I once predicted that if current patterns held, the U.S. would run out of money long before the world ran out of oil. The only thing worse than if the oil is not "out there" somewhere, I said, is if it is.

Oh, one more thing. It seems somewhat apparent that the Cincinnatti Reds may indeed not win the World Series this year. Sometimes a person has to admit that unpleasantness is a part of life.

Roger Conner Jr.
Remember, we are only one cubic mile from freedom

“Quant” hedge funds are in complete disarray. Their mathematical models are no longer reliably predicting stock price movements and hedge fund investors are quite literally loosing their shirts as a result. There is a good reason for this development. “Quant” hedge funds use complex mathematical models which use decades of past stock movements to predict future stock movements. They have been extraordinarily successful --- up to now. What has changed? The answer is simple and very telling. All past stock movements have been driven by rising availability of oil and gas energy resources. That has now changed. According to a number of industry (Peak Oil) studies, conventional oil production peaked in 2006 and is now in permanent decline worldwide. There is now no economic or financial precedent or data for mathematical whiz kids to draw upon to adjust their computational hedge models. There is no “past” stock trading data to establish cause and affect relationships. We are all in brand new economic territory, never before experienced by man. In other words, “Wall Street, we have a problem”.

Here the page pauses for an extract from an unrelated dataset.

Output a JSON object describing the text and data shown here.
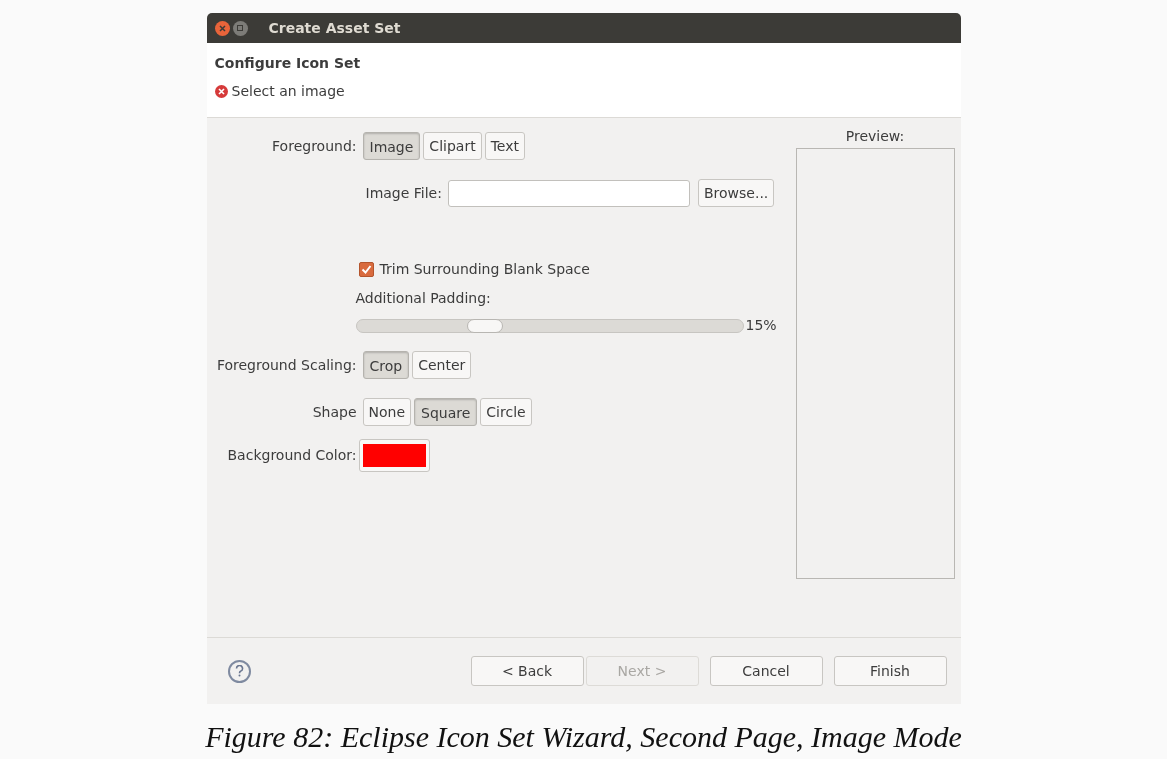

Now this is an interesting concept. JJ - please consider posting essentially this in Aug 13 Drumbeat - it'll probably elicit a few comments :)

George Kenney's interview of David Strahan is excellent, I agree. It is full of insights that one might not hear elsewhere due to Kenney's perspective and insightful questions.

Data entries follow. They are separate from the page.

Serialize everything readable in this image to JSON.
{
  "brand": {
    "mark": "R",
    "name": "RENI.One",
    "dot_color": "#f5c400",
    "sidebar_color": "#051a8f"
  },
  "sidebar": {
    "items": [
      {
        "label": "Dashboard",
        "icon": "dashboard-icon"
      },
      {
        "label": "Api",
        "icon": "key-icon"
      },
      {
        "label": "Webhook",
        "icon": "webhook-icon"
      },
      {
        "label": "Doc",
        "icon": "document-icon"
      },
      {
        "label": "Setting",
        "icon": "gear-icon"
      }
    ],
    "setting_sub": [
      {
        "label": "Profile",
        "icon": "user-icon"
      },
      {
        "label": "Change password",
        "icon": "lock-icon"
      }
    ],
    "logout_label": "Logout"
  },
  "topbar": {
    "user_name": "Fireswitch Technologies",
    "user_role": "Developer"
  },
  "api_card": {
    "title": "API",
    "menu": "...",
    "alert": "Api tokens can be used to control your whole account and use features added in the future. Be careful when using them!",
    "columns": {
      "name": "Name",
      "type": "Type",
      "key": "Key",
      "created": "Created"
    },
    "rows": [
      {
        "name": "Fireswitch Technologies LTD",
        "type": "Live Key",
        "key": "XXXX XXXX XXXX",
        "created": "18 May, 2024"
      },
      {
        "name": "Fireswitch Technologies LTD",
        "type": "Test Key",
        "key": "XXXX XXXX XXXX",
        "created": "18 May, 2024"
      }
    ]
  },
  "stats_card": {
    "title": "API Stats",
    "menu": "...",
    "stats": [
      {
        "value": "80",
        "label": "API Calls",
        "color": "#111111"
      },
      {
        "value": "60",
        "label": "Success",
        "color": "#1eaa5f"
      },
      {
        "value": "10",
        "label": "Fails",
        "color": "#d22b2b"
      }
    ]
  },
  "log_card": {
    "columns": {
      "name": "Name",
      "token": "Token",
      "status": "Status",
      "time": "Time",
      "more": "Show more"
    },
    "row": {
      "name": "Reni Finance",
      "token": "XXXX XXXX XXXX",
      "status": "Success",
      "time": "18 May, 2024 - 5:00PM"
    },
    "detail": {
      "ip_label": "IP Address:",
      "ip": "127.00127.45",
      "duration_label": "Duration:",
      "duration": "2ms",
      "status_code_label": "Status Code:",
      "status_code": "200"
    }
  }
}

One part of the conversation that I found especially interesting was the part where Strahan is talking about how certain economists have found that the traditional equations used to model economic growth fail to adequately explain the growth of the economy when labor and capital alone are considered. However, when one considers the increasing use of hydrocarbon energy, and includes that factor in with the value of labor and the value of capital, the curves start lining up nicely. I believe that Robert Ayres was one of the economists mentioned; another name was also mentioned, but I couldn't quite hear it clearly (it sounded like Reinhard Kimmel or Kumal?). If anyone can tell me the name of that second economist I would be grateful.

rototillerman - The name you are looking for is Reiner Kümmel.